According to the agenda, the zoning board will take up Historic Charleston's request at 5:15 p.m. Tuesday on the first floor of the Gaillard Center.
Hotel checks out
Design plans for a new hotel and retail building on King Street earned an early nod — and notable praise — from a detail-oriented city panel last week.
Charleston's Board of Architectural Review gave conceptual approval to the project, which includes two first-floor retail stores and 50 guest rooms divided between the upper floors.
The structure is proposed for the former Dixie Furniture store at 529 King St., across from the shuttered Morris Sokol store, where similar redevelopment plans are in the works.
Representatives from Morris Adjmi Architects, the New York City-based firm that's collaborating with Charleston's LS3P Associates on the project, presented the design Wednesday. They said they drew inspiration from other buildings on King Street, historic structures throughout Charleston and previous jobs in historic Manhattan neighborhoods.
BAR member Jay White said he was impressed with the proposed design, which he described as "incredibly successful."
"I don't think we need to tinker with it," he said.
The applicants also asked for permission to add a half story to the four-level plan, which was granted.
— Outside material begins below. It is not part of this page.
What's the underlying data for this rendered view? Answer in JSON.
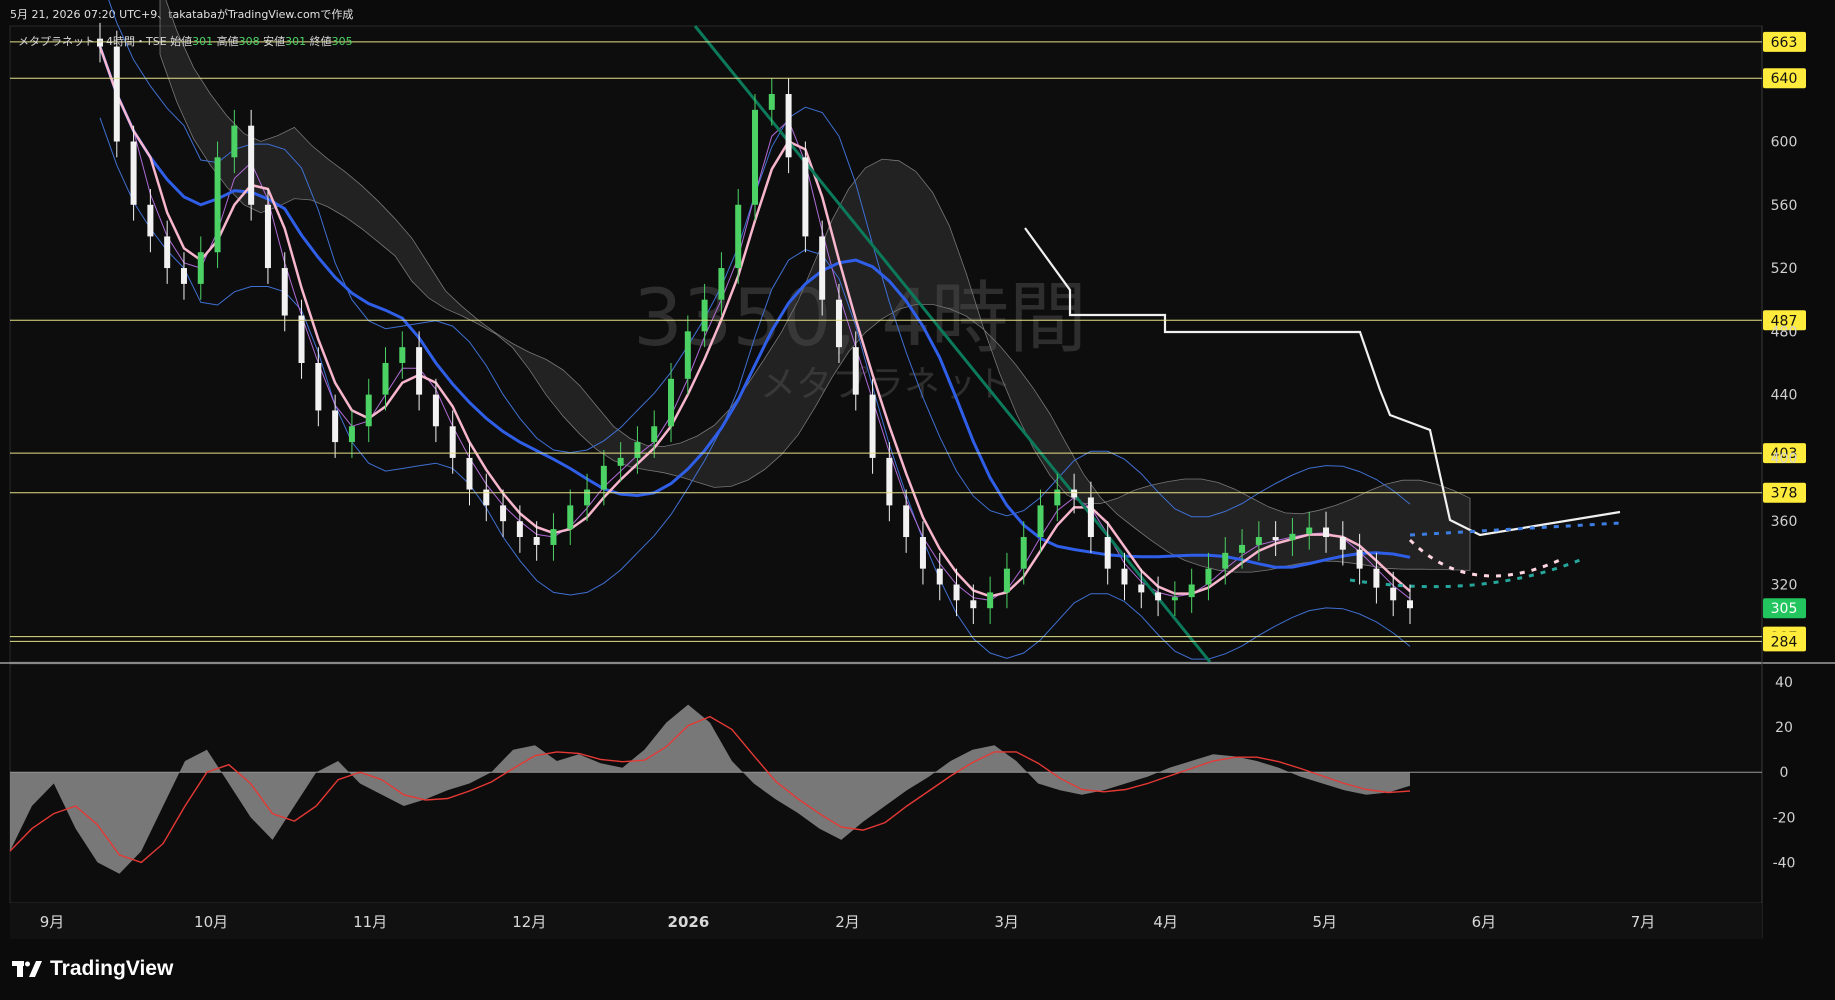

The penthouse rooms which would be built for the half level are placed far enough back on the building that they won't be visible from across the street, the board was told.
A small, triangular lot on upper Meeting Street that may be a future hotel development has been sold for $2.15 million to an affiliate of a Charleston hospitality firm.
The seller was MAR Real Estate, which is managed by Mark Richardson, a former co-owner of the Carolina Panthers, according to property records. It had paid $872,085 for the nearly half-acre parcel where Meeting meets Morrison Drive less than two years ago.
The Charleston Planning Commission added the vacant lot to the city's accommodations overlay last fall, allowing a hotel to be built on it.
Sunju Patel, who leads The Montford Group along with Charleston native Jessica Reid, has said they plan to build a flatiron-shaped building on the irregularly shaped parcel, which some have called "The Point."
The firm also plans to open two other hotels on Meeting Street: the Grace Hotel at 510 Meeting and a Moxy Hotel at 547 Meeting.
The latter is a recent addition to Marriott International's collection of brands. It's been billed as an "experiential" lodging that caters to millennial travelers.